In lieu of an abstract, here is a brief excerpt of the content:

  • Indigenous Climate Change Studies : Indigenizing Futures, Decolonizing the Anthropocene
  • Kyle Whyte (bio)


Indigenous and allied scholars, knowledge keepers, scientists, learners, change-makers, and leaders are creating a field to support Indigenous peoples’ capacities to address anthropogenic (human-caused) climate change. Provisionally, I call it Indigenous climate change studies (Indigenous studies, for short, in this essay). The studies involve many types of work, including Indigenous climate resiliency plans, such as the Salish-Kootenai Tribe’s Climate Change Strategic Plan that includes sections on “Culture” and “Tribal Elder Observations,” policy documents, such as the Inuit Petition expressing “the right to be cold,” conferences, such as “Climate Changed: Reflections on Our Past, Present and Future Situation,” organized by the Indigenous Peoples Climate Change Working Group, and numerous declarations and academic papers, from the Mandaluyong Declaration of the Global Conference on Indigenous Women, Climate Change and REDD+ to a special issue of the scientific journal Climatic Change devoted to Indigenous peoples in the U.S. context.1

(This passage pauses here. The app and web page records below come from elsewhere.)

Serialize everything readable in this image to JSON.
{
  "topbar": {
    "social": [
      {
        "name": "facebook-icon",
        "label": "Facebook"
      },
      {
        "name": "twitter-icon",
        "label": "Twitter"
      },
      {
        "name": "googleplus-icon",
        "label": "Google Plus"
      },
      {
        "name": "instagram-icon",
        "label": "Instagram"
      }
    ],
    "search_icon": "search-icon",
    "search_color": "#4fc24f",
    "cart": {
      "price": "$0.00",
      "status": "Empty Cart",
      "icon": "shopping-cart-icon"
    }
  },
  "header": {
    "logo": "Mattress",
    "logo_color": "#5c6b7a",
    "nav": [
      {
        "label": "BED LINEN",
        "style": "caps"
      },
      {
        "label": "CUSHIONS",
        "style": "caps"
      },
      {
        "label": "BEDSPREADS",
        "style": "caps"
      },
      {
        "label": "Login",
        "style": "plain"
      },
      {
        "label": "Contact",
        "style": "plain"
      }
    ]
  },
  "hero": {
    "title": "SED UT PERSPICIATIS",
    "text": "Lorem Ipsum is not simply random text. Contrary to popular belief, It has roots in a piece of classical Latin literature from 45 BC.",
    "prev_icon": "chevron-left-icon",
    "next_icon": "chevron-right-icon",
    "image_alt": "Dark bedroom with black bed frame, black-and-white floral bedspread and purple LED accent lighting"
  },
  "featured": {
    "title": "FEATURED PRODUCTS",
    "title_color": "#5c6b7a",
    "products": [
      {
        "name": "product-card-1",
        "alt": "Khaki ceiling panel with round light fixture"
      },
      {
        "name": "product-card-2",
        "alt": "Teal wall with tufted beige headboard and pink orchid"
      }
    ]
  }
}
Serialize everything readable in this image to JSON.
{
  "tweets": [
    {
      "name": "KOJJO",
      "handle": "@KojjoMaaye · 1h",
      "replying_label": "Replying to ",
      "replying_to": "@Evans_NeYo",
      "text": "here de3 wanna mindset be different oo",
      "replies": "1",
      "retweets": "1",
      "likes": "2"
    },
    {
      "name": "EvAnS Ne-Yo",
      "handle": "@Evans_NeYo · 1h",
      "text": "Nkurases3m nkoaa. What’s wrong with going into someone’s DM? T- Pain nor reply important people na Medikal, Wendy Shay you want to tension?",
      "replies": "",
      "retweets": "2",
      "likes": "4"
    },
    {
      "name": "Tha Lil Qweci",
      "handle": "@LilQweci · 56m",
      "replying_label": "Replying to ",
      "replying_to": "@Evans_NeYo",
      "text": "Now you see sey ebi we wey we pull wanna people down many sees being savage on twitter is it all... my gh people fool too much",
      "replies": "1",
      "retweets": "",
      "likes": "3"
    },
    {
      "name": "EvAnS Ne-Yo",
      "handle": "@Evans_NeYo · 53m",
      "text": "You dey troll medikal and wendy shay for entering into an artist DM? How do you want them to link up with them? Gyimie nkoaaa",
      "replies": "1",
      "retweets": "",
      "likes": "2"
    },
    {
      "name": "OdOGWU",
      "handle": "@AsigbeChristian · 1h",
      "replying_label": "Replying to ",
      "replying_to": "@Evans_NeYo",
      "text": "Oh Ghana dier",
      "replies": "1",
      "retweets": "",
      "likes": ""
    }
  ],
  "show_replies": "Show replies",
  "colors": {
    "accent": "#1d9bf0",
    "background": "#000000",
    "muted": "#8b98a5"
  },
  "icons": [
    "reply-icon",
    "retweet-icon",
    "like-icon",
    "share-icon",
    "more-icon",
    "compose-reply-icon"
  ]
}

Indigenous studies often reflect the memories and knowledges that arise from Indigenous peoples’ living heritages as societies with stories, lessons, and long histories of having to be well-organized to adapt to seasonal and inter-annual environmental changes. At the same time, our societies have been heavily disrupted by colonialism, capitalism, and industrialization. Regarding Indigenous peoples in the Arctic, Callison writes that climate change is “Understood as an emergent form of life ... climate change presents the need for excavation and reassessment of what a recognition of climate change portends for those who have endured a century of immense cultural, political and environmental changes.”2 Indigenous studies, then, arise from memories, knowledges, histories, and experiences of oppression that differ from many of the nonindigenous scientists, environmentalists, and politicians who are prominent in the framing of the issue of climate change today.

As a Potawatomi scholar-activist working on issues Indigenous people face with the U.S. settler state, I perceive at least three key themes reflected across the field that suggest distinct approaches to inquiries into climate change:

  1. 1. Anthropogenic (human-caused) climate change is an intensification of environmental change imposed on Indigenous peoples by colonialism. [End Page 153]

  2. 2. Renewing Indigenous knowledges, such as traditional ecological knowledge, can bring together Indigenous communities to strengthen their own self-determined planning for climate change.

  3. 3. Indigenous peoples often imagine climate change futures from their perspectives (a) as societies with deep collective histories of having to be well-organized to adapt environmental change and (b) as societies who must reckon with the disruptions of historic and ongoing practices of colonialism, capitalism, and industrialization.

In engaging these themes, I will claim, at the end, that Indigenous studies offer critical, decolonizing approaches to how to address climate change. The approaches arise from how our ways of imagining the future guide our present actions.

Back to the Future: Climate Change as Intensified Colonialism

Colonialism refers to a form of domination in which at least one society seeks to exploit some set of benefits believed to be found in the territory of one or more other societies, from farm land to precious minerals to labor. Exploitation can occur through military invasion, slavery, and settlement. Colonialism often paved the way for the expansion of capitalism, or an economic ideology based on wage-labor that prioritizes growth in monetary profits for the owners of assets as the underlying focus, incentive, and purpose of major human social endeavors.

Together, colonialism and capitalism then laid key parts of the groundwork for industrialization and militarization —or carbon-intensive economics—which produce the drivers of anthropogenic climate change, from massive deforestation for commodity agriculture to petrochemical technologies that burn fossil fuels for energy. The colonial invasion that began centuries ago caused anthropogenic environmental changes that rapidly disrupted many Indigenous peoples, including deforestation, pollution, modification of hydrological cycles, and the amplification of soil-use and terraforming for particular types of farming, grazing, transportation, and residential, commercial and government infrastructure.

Colonially-induced environmental changes altered the ecological conditions that supported Indigenous peoples’ cultures, health, economies, and political self-determination. While Indigenous peoples, as any society, have long histories of adapting to change, colonialism caused changes at such a rapid pace that...